## [Exercise aim]
Count the lines in the data below holding the string "size" and write the total by itself.

Data under study section start

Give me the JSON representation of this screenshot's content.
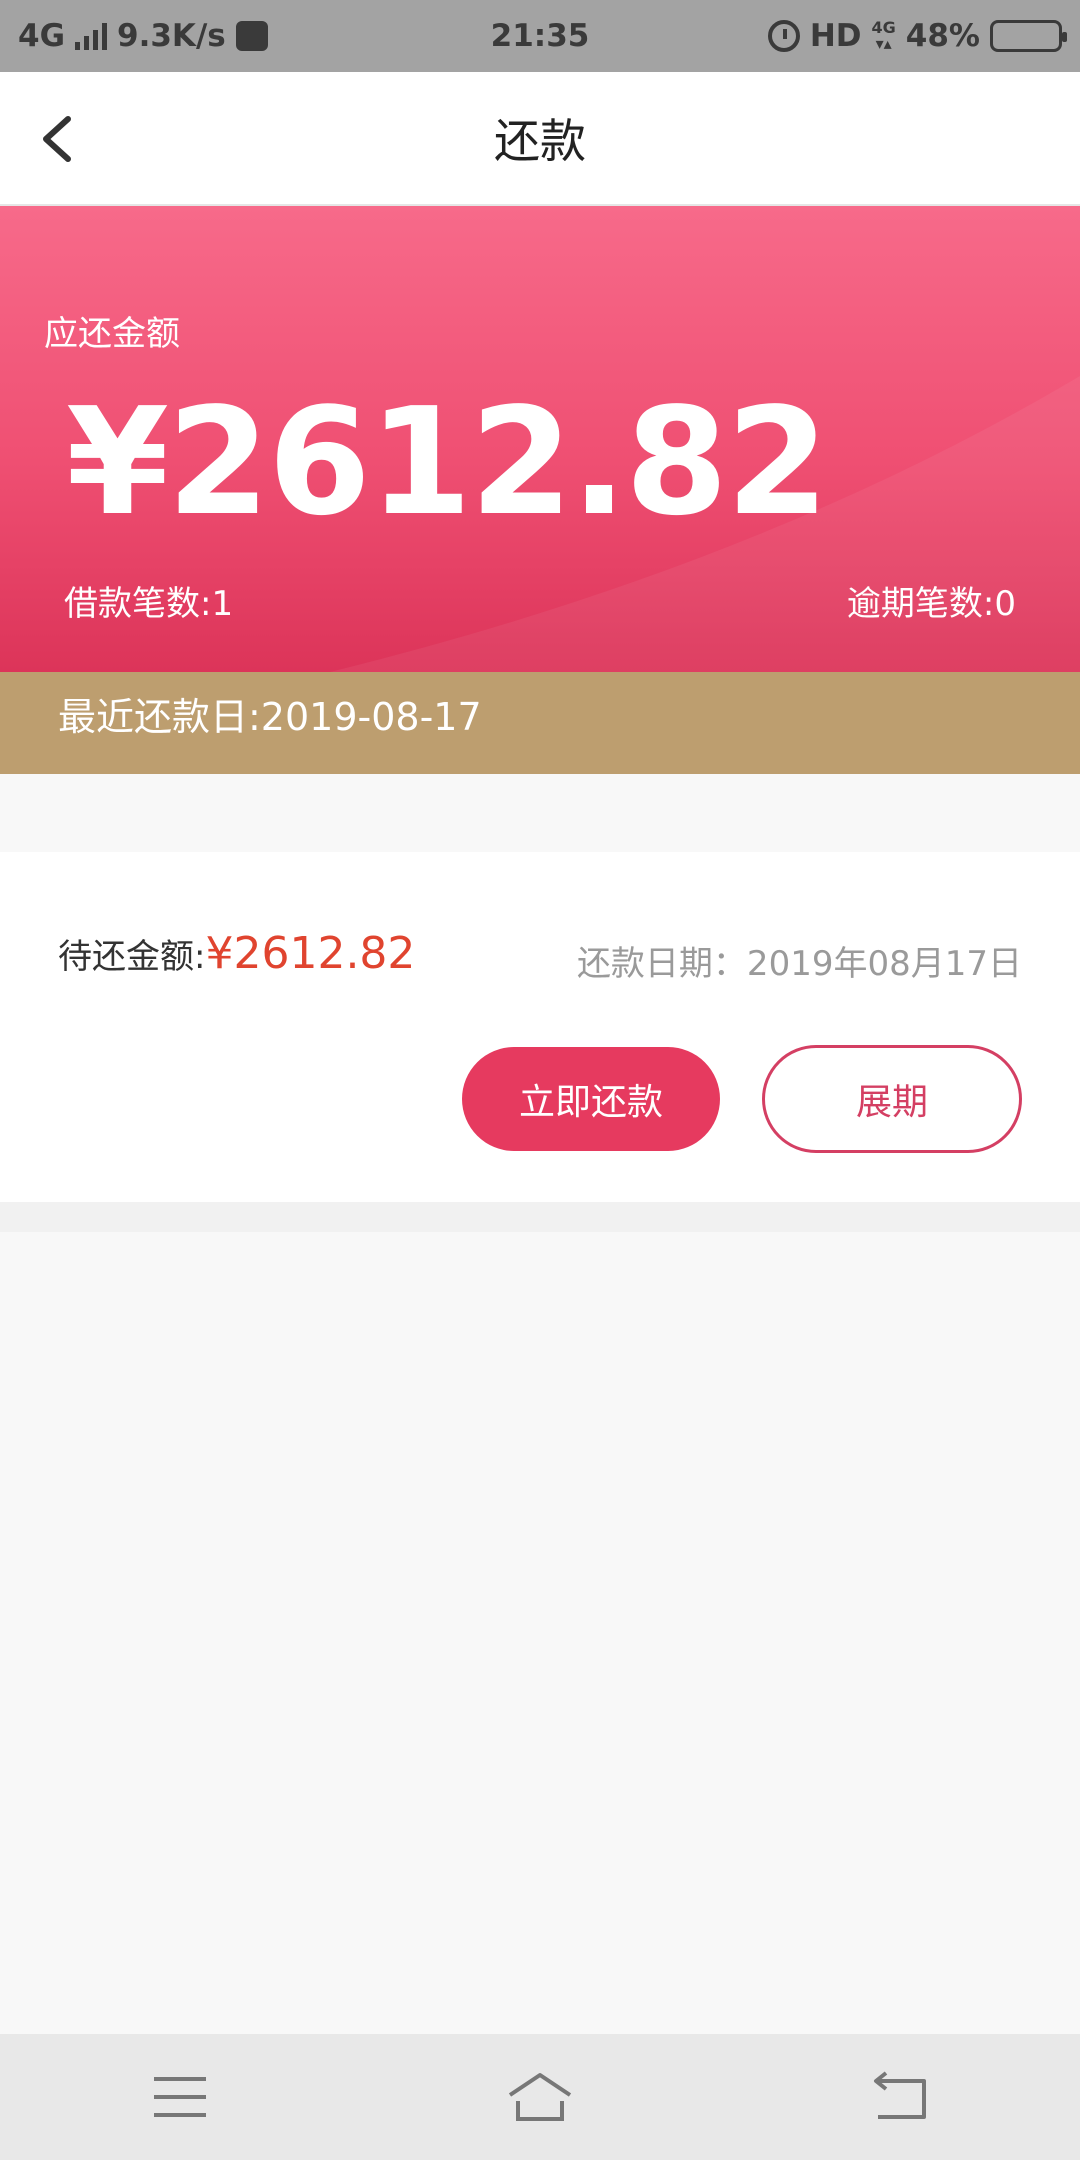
{
  "status_bar": {
    "network": "4G",
    "speed": "9.3K/s",
    "time": "21:35",
    "hd": "HD",
    "net_top": "4G",
    "battery": "48%",
    "battery_level": 0.48,
    "icons": [
      "signal-icon",
      "speed-app-icon",
      "alarm-icon",
      "battery-icon"
    ]
  },
  "nav": {
    "title": "还款",
    "back_icon": "chevron-left-icon"
  },
  "hero": {
    "label": "应还金额",
    "amount": "¥2612.82",
    "borrow_count": "借款笔数:1",
    "overdue_count": "逾期笔数:0"
  },
  "recent": {
    "text": "最近还款日:2019-08-17"
  },
  "bill": {
    "pending_label": "待还金额:",
    "pending_amount": "¥2612.82",
    "due_date": "还款日期：2019年08月17日",
    "pay_button": "立即还款",
    "extend_button": "展期"
  },
  "colors": {
    "accent": "#e63a5f",
    "gold": "#bd9e6f",
    "amount_red": "#e0442f"
  },
  "system_nav": {
    "icons": [
      "menu-icon",
      "home-icon",
      "back-icon"
    ]
  }
}
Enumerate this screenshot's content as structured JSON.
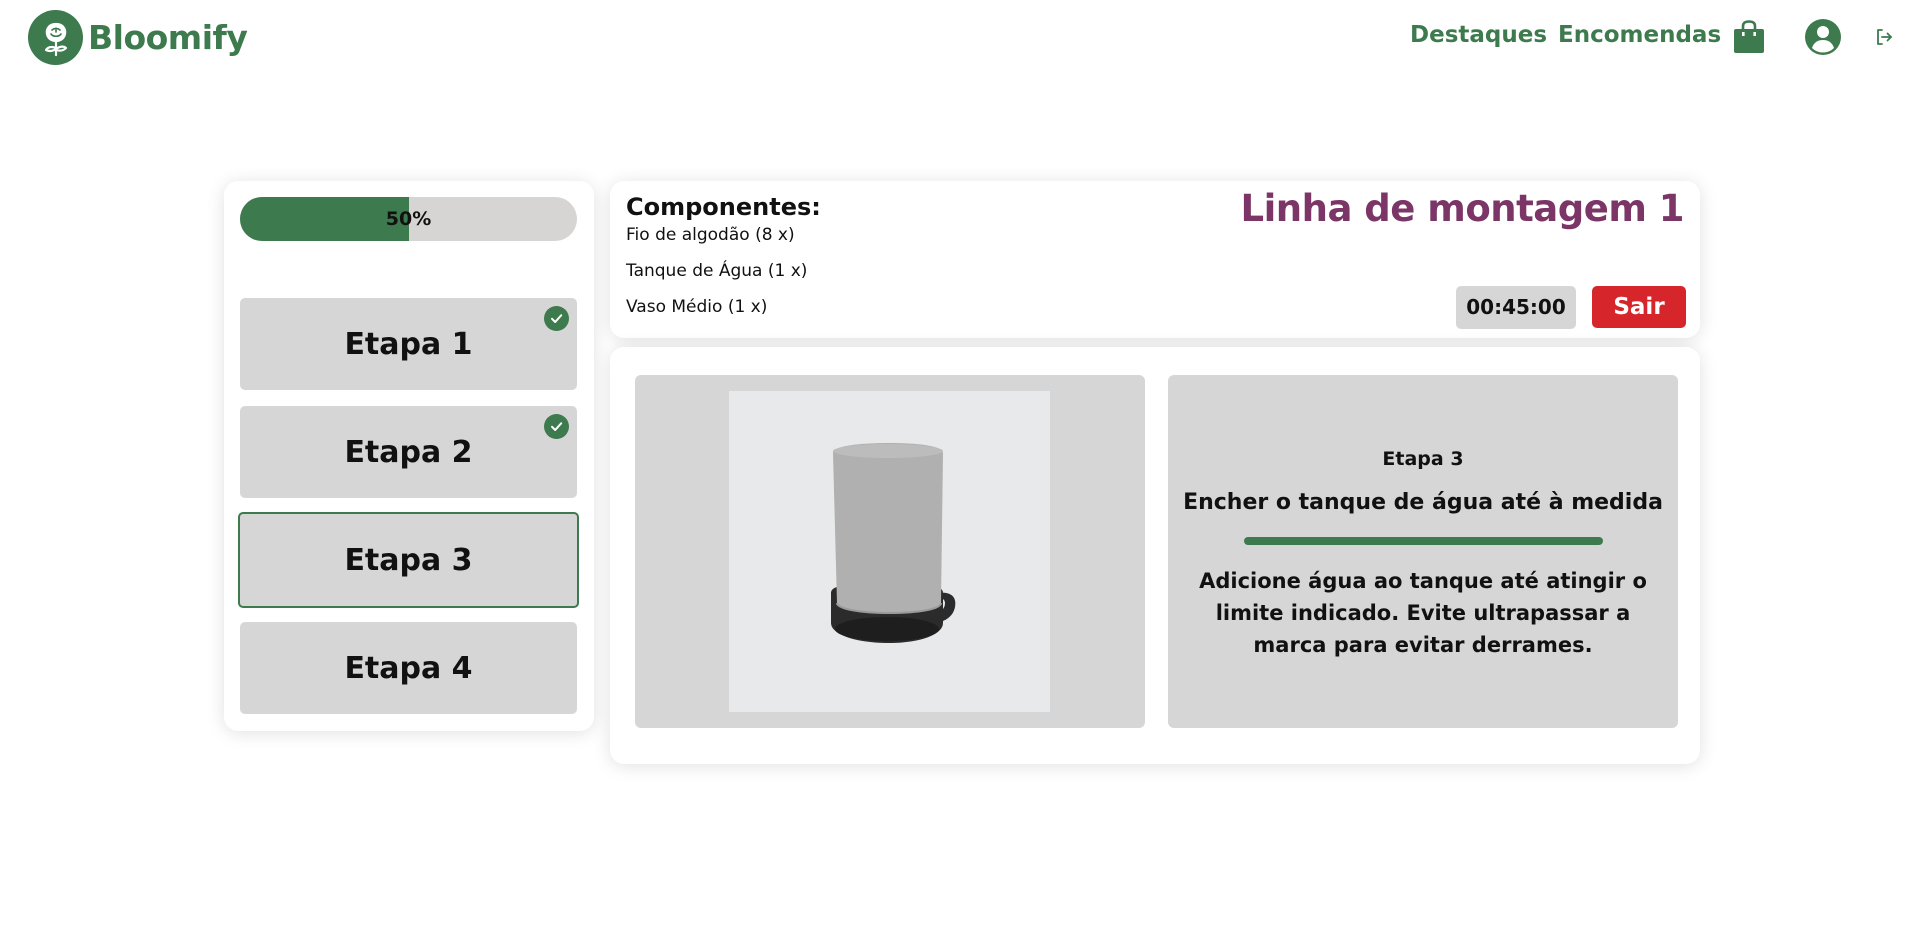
{
  "header": {
    "brand": "Bloomify",
    "nav": {
      "highlights": "Destaques",
      "orders": "Encomendas"
    },
    "icons": [
      "rose-logo-icon",
      "shopping-bag-icon",
      "user-account-icon",
      "logout-icon"
    ]
  },
  "sidebar": {
    "progress": {
      "label": "50%",
      "value": 0.5
    },
    "steps": [
      {
        "label": "Etapa 1",
        "completed": true
      },
      {
        "label": "Etapa 2",
        "completed": true
      },
      {
        "label": "Etapa 3",
        "completed": false,
        "active": true
      },
      {
        "label": "Etapa 4",
        "completed": false
      }
    ]
  },
  "info": {
    "components_title": "Componentes:",
    "components": [
      "Fio de algodão (8 x)",
      "Tanque de Água (1 x)",
      "Vaso Médio (1 x)"
    ],
    "line_title": "Linha de montagem 1",
    "timer": "00:45:00",
    "exit_label": "Sair"
  },
  "step_detail": {
    "number": "Etapa 3",
    "title": "Encher o tanque de água até à medida",
    "description": "Adicione água ao tanque até atingir o limite indicado. Evite ultrapassar a marca para evitar derrames."
  },
  "colors": {
    "brand_green": "#3d7a4d",
    "title_purple": "#7b3567",
    "exit_red": "#d7262b",
    "card_gray": "#d6d6d6"
  }
}
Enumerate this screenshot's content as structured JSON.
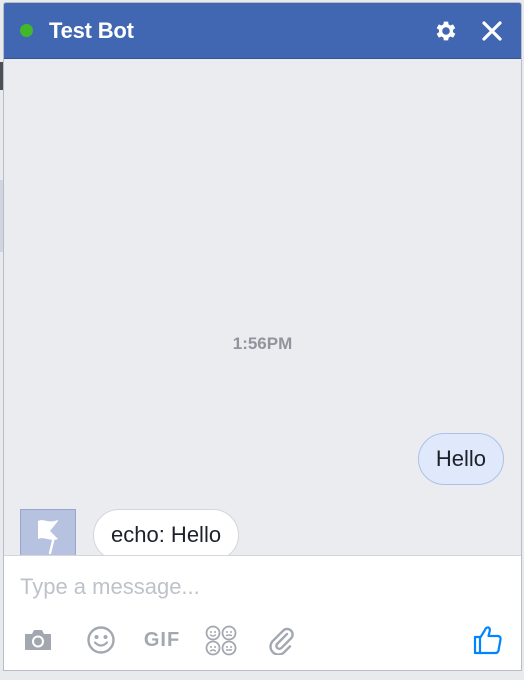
{
  "header": {
    "title": "Test Bot",
    "online_color": "#42b72a",
    "settings_icon": "gear-icon",
    "close_icon": "close-icon"
  },
  "conversation": {
    "timestamp": "1:56PM",
    "messages": [
      {
        "direction": "outgoing",
        "text": "Hello"
      },
      {
        "direction": "incoming",
        "text": "echo: Hello",
        "avatar_icon": "flag-icon"
      }
    ]
  },
  "composer": {
    "placeholder": "Type a message...",
    "value": "",
    "tools": [
      {
        "name": "camera-icon"
      },
      {
        "name": "emoji-icon"
      },
      {
        "name": "gif-icon",
        "label": "GIF"
      },
      {
        "name": "stickers-icon"
      },
      {
        "name": "attachment-icon"
      }
    ],
    "like_icon": "thumbs-up-icon"
  },
  "colors": {
    "header_bg": "#4267b2",
    "outgoing_bubble": "#dfe9fb",
    "incoming_bubble": "#ffffff",
    "accent": "#0084ff"
  }
}
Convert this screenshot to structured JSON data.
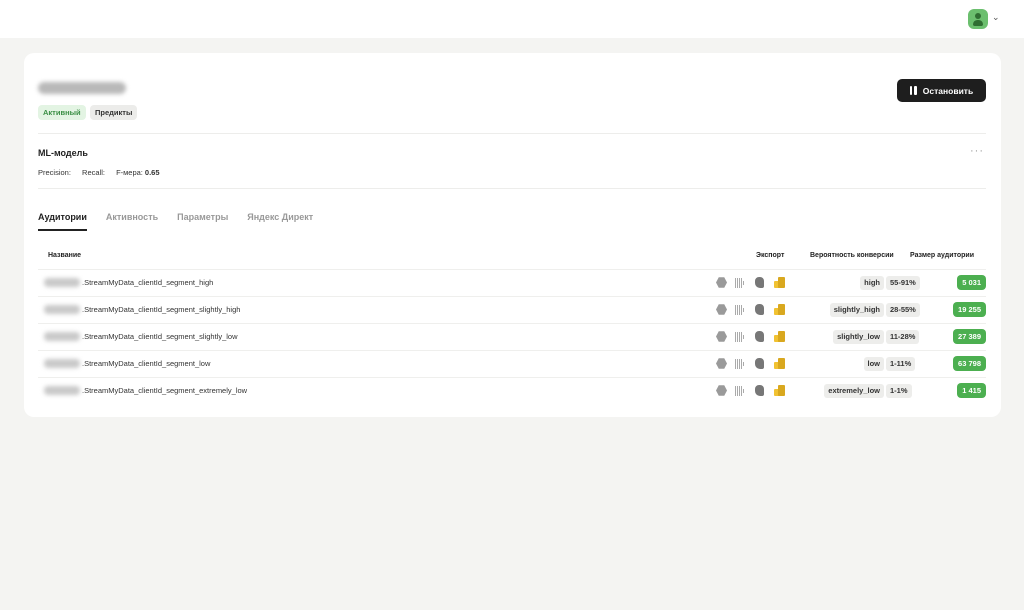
{
  "header": {
    "avatar_icon": "user-avatar-icon",
    "menu_chevron": "⌄"
  },
  "campaign": {
    "badges": {
      "active": "Активный",
      "predicts": "Предикты"
    },
    "stop_button": "Остановить"
  },
  "model": {
    "title": "ML-модель",
    "more": "···",
    "precision_label": "Precision:",
    "recall_label": "Recall:",
    "fmeasure_label": "F-мера:",
    "fmeasure_value": "0.65"
  },
  "tabs": [
    {
      "label": "Аудитории",
      "active": true
    },
    {
      "label": "Активность",
      "active": false
    },
    {
      "label": "Параметры",
      "active": false
    },
    {
      "label": "Яндекс Директ",
      "active": false
    }
  ],
  "table": {
    "headers": {
      "name": "Название",
      "export": "Экспорт",
      "probability": "Вероятность конверсии",
      "size": "Размер аудитории"
    },
    "rows": [
      {
        "name": ".StreamMyData_clientId_segment_high",
        "segment": "high",
        "range": "55-91%",
        "size": "5 031"
      },
      {
        "name": ".StreamMyData_clientId_segment_slightly_high",
        "segment": "slightly_high",
        "range": "28-55%",
        "size": "19 255"
      },
      {
        "name": ".StreamMyData_clientId_segment_slightly_low",
        "segment": "slightly_low",
        "range": "11-28%",
        "size": "27 389"
      },
      {
        "name": ".StreamMyData_clientId_segment_low",
        "segment": "low",
        "range": "1-11%",
        "size": "63 798"
      },
      {
        "name": ".StreamMyData_clientId_segment_extremely_low",
        "segment": "extremely_low",
        "range": "1-1%",
        "size": "1 415"
      }
    ],
    "export_icons": [
      "clickhouse-icon",
      "barcode-icon",
      "postgresql-icon",
      "yandex-metrica-icon"
    ]
  },
  "colors": {
    "accent_green": "#4caf50",
    "active_badge_bg": "#e3f4e3",
    "button_dark": "#1e1e1e"
  }
}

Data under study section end

## [Answer to this exercise]
6